This one is near and dear to our hearts. As you may have heard before, SouthTown started in the year 2000 as a wakeboard camp and ministry, and only more recently has evolved into boat dealerships and beyond. We’ve continued to offer wakeboard camps every summer since then, and over the years we’ve picked up on a trend that we feel needs to be addressed. Plainly, people associate wakeboarding with pain. We’re not here to tell you that you’re never going to get rocked when trying to progress on a wakeboard, but the purpose of this post is to teach you how minimize the hard hits by setting your boat and your expectations right. We’re going to break it down by skill level, so step one is being honest with yourself about which of these categories you fall into.
Intermediate Wakeboard Wake Setup
We would define an intermediate rider as someone that has mastered heelside and toeside one-wake 180’s and learned to jump wake-to-wake. Ideally, the intermediate rider is looking to learn how to jump wake-to-wake from both sides, take their 180’s wake-to-wake, and get comfortable riding and jumping switch (with their opposite foot forward). Just like for a beginner rider, to set up an intermediate rider for success you’ll want to start without any ballast in the boat. The reason for this is that while riding a bigger wake and getting more air may be more fun, it can also create some bad habits. Learning to create more pop using your legs and not a massive wake will help to ensure that early intermediate riders are able to maximize the heights they can achieve later in their progression. Once the rider has established good habits of maximizing their pop using technique, you may consider slowly adding ballast over time, up to about 50%.

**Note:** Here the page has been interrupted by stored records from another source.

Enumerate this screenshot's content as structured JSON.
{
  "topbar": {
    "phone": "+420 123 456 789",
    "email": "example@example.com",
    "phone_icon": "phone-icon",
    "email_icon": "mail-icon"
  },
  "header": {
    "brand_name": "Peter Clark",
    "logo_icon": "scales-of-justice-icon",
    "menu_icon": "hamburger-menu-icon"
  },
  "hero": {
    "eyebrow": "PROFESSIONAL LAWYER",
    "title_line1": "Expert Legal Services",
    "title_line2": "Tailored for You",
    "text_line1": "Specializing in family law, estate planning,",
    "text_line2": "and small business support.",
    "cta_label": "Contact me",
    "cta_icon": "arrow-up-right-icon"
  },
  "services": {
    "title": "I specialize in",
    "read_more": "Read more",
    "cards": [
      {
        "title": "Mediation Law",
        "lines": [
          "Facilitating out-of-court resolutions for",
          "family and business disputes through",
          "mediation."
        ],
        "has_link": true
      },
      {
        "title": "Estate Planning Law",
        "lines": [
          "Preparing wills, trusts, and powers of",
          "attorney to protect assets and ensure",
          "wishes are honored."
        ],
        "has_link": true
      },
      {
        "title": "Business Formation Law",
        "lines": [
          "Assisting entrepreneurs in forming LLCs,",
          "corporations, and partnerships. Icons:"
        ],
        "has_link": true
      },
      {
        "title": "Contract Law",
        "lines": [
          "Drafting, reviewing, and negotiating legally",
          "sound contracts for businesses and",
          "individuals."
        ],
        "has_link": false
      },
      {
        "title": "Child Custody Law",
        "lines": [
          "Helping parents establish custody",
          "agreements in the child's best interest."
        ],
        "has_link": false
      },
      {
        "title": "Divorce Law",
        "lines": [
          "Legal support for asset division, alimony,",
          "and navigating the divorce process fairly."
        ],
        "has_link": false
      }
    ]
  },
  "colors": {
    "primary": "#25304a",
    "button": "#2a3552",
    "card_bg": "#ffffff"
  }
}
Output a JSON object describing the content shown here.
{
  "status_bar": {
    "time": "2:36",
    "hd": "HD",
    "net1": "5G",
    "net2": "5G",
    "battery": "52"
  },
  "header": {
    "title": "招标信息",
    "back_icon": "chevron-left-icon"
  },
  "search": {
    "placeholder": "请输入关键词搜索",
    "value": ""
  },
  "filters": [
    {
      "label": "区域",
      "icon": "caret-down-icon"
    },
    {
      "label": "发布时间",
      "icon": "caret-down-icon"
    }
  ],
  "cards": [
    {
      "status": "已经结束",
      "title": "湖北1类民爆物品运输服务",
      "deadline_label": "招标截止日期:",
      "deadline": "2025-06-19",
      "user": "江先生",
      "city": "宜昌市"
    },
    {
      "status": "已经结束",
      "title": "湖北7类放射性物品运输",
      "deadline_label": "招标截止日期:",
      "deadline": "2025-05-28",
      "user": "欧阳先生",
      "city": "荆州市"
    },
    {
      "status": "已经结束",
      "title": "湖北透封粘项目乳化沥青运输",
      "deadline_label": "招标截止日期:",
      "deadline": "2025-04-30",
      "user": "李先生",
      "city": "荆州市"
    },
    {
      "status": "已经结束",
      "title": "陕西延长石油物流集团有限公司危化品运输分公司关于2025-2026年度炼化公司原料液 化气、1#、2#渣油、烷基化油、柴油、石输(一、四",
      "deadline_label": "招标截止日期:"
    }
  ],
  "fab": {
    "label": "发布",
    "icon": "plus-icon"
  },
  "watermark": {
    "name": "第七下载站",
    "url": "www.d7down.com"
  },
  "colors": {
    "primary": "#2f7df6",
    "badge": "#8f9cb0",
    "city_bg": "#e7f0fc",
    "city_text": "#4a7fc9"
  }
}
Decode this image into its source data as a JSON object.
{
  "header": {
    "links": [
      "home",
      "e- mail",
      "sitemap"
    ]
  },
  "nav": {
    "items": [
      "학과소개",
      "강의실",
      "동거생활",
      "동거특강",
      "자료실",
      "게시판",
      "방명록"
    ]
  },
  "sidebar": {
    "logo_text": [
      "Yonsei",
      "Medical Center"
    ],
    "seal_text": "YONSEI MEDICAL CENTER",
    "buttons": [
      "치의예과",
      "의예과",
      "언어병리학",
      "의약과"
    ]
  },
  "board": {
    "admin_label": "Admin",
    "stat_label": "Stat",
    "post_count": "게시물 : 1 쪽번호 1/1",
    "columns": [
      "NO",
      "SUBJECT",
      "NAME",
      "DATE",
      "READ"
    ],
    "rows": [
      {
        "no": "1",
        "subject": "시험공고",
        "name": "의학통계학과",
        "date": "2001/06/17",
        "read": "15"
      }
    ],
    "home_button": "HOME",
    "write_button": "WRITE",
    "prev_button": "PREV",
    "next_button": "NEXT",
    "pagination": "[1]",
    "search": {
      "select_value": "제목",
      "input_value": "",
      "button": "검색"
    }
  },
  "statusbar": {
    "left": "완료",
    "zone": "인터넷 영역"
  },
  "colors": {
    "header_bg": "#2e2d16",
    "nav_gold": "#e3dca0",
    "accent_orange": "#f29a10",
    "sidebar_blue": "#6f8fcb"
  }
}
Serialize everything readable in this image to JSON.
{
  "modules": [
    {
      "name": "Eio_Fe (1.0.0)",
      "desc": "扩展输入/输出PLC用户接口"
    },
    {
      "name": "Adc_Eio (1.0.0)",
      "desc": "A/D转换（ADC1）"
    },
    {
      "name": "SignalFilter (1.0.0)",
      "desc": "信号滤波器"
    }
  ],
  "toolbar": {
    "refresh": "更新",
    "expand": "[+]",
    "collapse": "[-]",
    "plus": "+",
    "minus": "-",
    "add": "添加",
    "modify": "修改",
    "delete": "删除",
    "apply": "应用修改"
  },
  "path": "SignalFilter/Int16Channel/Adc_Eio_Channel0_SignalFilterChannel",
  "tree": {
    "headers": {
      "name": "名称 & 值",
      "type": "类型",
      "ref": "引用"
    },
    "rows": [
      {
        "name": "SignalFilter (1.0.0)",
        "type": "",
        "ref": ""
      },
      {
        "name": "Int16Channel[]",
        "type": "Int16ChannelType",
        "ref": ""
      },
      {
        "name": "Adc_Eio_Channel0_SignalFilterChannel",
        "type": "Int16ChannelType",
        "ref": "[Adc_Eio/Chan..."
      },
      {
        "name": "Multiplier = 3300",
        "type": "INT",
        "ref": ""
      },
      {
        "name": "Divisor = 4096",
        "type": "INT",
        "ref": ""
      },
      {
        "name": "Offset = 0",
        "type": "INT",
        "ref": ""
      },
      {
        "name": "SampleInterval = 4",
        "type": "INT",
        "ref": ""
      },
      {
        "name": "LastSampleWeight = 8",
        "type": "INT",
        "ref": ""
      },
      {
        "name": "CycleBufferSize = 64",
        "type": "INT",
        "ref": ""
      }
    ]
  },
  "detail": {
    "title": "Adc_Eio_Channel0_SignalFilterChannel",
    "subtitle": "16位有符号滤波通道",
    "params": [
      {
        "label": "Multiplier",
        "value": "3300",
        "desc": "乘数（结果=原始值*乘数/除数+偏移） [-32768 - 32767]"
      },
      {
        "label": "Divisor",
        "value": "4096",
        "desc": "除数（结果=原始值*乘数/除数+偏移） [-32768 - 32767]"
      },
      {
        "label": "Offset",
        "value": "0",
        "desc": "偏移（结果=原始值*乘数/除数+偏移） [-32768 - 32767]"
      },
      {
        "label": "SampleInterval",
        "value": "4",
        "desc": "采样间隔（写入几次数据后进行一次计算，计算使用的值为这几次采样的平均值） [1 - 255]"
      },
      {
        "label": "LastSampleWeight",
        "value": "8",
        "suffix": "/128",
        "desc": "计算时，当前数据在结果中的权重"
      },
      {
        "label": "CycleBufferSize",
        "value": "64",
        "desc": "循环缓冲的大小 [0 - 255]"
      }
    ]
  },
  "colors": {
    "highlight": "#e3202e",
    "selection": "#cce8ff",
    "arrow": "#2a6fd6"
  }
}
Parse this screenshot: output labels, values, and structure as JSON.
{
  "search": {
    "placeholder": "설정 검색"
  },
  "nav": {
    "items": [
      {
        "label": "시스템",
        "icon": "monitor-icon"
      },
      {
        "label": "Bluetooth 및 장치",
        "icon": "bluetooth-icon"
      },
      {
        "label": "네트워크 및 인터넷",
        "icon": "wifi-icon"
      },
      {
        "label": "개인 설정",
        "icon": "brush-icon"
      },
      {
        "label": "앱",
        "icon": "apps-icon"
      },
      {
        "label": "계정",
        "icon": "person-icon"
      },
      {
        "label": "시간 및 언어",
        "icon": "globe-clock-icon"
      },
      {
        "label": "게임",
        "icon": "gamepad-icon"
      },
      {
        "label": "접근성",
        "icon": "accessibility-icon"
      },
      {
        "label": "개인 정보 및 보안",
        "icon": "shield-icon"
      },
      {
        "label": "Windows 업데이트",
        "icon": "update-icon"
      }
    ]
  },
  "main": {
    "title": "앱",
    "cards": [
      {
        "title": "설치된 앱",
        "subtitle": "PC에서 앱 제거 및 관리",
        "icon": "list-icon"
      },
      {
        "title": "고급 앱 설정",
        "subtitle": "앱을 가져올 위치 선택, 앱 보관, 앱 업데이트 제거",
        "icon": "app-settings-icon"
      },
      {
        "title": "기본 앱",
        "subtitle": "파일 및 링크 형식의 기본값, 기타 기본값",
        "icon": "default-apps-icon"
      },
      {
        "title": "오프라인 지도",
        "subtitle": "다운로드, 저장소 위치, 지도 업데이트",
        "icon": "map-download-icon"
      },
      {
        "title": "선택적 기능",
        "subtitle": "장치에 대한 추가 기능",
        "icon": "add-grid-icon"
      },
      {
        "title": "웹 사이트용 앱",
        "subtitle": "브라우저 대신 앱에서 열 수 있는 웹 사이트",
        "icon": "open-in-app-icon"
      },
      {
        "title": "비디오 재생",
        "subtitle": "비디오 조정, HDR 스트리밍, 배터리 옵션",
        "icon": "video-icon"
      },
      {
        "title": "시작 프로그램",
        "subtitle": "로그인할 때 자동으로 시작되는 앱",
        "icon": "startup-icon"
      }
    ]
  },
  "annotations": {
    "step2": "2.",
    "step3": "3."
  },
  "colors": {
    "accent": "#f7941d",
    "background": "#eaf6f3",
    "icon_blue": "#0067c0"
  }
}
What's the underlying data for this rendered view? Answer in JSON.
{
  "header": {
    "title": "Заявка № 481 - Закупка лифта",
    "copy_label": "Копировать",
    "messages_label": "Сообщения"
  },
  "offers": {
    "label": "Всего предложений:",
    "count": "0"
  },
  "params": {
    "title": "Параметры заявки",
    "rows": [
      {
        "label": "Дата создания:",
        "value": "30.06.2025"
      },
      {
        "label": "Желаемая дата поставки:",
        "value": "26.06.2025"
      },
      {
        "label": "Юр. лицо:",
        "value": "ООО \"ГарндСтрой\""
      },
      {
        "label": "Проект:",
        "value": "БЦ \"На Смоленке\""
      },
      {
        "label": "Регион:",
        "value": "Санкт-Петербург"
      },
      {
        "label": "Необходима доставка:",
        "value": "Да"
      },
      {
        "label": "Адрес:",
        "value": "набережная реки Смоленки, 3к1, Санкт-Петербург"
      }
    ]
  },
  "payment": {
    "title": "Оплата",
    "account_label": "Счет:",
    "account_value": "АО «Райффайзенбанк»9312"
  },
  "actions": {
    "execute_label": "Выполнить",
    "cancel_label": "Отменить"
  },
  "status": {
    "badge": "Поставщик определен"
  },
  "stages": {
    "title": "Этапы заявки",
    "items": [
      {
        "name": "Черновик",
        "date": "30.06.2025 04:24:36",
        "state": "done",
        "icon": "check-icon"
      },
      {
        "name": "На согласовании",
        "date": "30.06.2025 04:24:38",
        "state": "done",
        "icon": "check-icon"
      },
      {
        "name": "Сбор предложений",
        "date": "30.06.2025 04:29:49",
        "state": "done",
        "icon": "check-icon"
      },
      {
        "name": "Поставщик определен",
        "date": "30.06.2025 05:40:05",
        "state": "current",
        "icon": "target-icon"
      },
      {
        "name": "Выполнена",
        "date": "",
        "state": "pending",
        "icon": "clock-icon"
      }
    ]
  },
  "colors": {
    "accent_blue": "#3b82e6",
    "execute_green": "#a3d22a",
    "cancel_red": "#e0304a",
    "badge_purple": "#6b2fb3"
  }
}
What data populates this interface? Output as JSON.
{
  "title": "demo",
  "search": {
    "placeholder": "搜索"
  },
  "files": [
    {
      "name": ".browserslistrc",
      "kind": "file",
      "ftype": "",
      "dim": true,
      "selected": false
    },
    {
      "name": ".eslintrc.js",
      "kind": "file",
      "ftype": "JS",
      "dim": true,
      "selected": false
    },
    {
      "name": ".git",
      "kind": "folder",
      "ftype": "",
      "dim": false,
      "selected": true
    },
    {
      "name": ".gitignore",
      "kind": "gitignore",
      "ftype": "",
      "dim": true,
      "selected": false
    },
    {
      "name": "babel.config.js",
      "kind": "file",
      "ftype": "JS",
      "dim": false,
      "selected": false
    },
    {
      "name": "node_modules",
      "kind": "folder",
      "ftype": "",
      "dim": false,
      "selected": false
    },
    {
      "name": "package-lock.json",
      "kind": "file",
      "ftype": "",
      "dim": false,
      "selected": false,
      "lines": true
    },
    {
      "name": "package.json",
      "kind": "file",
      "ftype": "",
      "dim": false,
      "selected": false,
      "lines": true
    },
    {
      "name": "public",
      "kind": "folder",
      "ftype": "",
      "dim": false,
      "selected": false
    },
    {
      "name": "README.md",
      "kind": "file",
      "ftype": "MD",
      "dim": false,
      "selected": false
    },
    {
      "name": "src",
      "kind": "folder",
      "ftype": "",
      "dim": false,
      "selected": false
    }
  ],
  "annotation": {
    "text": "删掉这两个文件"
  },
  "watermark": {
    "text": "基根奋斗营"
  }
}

Along with trick progression and higher ballast levels come higher speeds and longer rope lengths. Increasing speed will help to ensure the wake stays clean as more ballast is added, and letting the rope out longer will give the rider more time in the air. While the intermediate rider has gained significantly more control at this stage of their riding, it’s important to remember that mistakes will still be made, and there’s no reason to go faster than necessary. Every mile per hour makes the falls hurt that much more, which is why we recommend keeping it between 19-21mph and finding a rope length that makes clearing the wake easy while still giving the rider plenty of time in the air. It’s important to note that increasing your boat speed will make the distance between the two sides of the wake narrower, but letting your rope out will make it wider. Check out the specs we’ve listed in the image above to get an idea of where to start, then dial it in to your liking.